The car came to a stop, fully onto weedy lawn. There were more shouts from the tour jitney. People began climbing out. Several had cheap box cameras.
The door of the sedan swung open. A man climbed slowly, wearily, from behind the wheel. He was wearing a hat and a heavy business suit, He turned toward Sarah and looked at Benjamin, now moving through the mansion’s front door. Sarah did not notice the instant that the staring man’s eyes and those of her son locked.
His eyes moved back to Sarah. He nodded toward her as he stood, weaving, holding onto the car’s door. His jacket gaped open, showing a blood-soaked shirt. He moved around the opened car door and, as he did, he staggered and fell sideways onto the fender. His hat tumbled to the ground. Somewhere, a woman screamed.

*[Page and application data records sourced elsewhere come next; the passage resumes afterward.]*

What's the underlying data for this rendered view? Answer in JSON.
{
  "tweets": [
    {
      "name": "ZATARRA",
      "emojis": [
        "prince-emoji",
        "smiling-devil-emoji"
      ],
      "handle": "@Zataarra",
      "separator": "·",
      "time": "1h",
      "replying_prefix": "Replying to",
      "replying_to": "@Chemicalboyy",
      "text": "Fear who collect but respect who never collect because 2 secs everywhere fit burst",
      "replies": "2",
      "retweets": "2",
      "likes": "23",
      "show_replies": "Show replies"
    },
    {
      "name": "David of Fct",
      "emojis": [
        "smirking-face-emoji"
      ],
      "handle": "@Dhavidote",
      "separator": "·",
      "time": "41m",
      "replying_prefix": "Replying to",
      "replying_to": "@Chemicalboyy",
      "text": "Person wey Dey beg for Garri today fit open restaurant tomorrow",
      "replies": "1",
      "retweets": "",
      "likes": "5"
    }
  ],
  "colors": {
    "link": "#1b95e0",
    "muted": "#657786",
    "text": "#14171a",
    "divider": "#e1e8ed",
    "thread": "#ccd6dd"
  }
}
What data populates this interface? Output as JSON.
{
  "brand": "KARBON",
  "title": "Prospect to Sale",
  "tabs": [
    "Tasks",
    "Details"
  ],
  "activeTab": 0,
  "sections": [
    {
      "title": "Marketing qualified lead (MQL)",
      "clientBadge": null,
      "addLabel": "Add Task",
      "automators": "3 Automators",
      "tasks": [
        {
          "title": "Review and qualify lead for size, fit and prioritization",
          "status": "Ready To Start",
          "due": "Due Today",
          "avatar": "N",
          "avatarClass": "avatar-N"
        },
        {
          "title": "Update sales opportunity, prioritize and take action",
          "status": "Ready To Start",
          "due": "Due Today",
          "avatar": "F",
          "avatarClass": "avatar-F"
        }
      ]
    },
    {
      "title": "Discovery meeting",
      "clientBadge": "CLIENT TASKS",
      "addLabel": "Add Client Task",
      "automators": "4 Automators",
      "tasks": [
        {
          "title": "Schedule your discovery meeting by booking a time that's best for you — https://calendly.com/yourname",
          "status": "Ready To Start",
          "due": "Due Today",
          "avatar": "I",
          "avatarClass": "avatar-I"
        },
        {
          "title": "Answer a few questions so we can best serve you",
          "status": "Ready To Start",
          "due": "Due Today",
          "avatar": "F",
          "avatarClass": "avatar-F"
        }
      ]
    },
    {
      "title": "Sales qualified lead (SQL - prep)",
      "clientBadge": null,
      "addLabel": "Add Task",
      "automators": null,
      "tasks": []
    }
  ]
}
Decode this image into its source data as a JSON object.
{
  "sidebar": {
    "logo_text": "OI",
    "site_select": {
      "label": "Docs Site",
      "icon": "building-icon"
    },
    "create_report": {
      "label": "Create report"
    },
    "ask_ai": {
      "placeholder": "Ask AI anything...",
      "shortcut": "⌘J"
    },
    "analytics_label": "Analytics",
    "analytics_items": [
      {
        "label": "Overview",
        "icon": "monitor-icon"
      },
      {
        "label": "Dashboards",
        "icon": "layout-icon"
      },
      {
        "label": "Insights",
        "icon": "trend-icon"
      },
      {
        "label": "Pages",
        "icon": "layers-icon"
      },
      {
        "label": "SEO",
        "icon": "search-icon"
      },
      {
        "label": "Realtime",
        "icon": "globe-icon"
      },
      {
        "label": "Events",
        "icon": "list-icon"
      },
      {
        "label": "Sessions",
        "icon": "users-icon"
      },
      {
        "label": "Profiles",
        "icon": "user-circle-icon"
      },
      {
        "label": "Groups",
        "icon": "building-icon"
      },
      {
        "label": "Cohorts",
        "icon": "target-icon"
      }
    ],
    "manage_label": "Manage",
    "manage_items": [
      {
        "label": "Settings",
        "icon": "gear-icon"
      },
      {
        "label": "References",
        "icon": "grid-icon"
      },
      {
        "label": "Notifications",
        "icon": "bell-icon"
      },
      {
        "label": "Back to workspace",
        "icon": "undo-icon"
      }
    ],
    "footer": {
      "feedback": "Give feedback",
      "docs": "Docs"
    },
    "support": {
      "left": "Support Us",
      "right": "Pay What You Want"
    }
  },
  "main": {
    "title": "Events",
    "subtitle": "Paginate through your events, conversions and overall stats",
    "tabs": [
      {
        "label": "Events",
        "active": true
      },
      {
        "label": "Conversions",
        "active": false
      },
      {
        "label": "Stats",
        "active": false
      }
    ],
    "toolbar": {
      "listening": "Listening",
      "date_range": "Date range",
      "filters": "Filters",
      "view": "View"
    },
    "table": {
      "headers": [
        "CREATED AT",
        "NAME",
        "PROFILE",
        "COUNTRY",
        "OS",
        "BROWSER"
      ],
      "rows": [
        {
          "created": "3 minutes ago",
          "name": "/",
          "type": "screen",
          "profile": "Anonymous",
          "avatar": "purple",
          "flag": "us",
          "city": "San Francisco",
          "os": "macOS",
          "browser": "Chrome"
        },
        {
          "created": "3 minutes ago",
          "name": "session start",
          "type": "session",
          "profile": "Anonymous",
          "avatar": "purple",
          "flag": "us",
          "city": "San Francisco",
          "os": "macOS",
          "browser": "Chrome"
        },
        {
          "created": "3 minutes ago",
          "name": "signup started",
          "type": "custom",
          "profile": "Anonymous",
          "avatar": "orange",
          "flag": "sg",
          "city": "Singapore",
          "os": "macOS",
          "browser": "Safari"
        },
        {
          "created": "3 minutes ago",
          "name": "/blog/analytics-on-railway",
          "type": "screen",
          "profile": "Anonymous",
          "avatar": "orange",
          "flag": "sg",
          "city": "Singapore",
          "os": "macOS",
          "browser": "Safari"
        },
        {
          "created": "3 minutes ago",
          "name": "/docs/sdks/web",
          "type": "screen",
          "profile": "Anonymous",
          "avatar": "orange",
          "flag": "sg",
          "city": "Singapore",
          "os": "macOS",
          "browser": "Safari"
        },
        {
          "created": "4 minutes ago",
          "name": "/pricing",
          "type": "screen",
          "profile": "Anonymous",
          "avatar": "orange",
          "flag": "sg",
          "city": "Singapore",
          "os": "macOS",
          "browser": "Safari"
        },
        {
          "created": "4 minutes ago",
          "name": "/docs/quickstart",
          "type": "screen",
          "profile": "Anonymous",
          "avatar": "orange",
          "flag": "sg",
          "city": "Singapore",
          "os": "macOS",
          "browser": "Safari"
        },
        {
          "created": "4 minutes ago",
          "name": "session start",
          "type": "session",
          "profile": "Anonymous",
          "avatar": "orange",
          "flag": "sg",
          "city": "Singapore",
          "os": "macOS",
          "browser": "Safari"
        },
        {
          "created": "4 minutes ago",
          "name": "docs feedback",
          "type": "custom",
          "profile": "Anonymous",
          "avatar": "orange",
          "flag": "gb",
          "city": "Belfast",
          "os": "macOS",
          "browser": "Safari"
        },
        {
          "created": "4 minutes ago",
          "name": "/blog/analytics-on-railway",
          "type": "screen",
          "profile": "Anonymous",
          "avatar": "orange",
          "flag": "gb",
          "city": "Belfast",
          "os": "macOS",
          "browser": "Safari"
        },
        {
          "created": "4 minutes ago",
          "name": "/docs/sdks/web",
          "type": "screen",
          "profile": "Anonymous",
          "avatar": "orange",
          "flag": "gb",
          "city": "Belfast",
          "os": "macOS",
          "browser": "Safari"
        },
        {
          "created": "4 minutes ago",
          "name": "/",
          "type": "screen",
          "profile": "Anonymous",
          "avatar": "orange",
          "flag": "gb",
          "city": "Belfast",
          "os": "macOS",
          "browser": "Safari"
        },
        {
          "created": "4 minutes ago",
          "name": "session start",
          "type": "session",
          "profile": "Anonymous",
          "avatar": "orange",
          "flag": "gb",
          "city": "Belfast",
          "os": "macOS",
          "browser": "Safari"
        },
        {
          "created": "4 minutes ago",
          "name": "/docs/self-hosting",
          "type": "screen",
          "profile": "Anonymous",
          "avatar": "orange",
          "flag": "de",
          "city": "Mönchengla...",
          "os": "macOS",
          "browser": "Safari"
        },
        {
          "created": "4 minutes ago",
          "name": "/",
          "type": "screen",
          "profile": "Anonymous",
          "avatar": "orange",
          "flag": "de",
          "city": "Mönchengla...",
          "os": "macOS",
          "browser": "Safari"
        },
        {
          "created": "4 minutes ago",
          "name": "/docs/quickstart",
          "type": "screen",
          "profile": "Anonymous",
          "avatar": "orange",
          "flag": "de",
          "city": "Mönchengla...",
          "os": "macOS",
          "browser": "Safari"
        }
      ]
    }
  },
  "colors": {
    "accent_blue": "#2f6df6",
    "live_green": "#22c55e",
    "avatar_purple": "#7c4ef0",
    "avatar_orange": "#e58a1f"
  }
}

Pushing himself upright, still leaning weakly against the fender, the man again focused his eyes onto the slender woman on the porch steps. She saw his lips move soundlessly. It seemed he was trying to speak.
His mouth moved again, and again there was no sound. He shook his head in exasperation, and tried to push himself off the fender, and fell onto his knees.
He needs help! What can I do?
Sarah moved off the steps toward the injured man. He was crawling toward her.
A number of the tourists from the jitney crowded into Sarah’s yard, chattering excitedly. A heavy-set woman in overly-tight orange rayon slacks, sweat staining her crotch, screamed as she watched the man collapse onto his face and then roll over onto his back. Sarah looked at the invading tourists as they scrambled through her gate, and shouted,
“This is private property. Get out!” No one listened.
A man in a white shirt and slacks reached the prone figure and pulled the man’s jacket open. He moved away quickly.
Sarah looked at the prone man at her feet, lying on his back. His eyes were blank, staring sightlessly into brassy hot sky.
He was dead.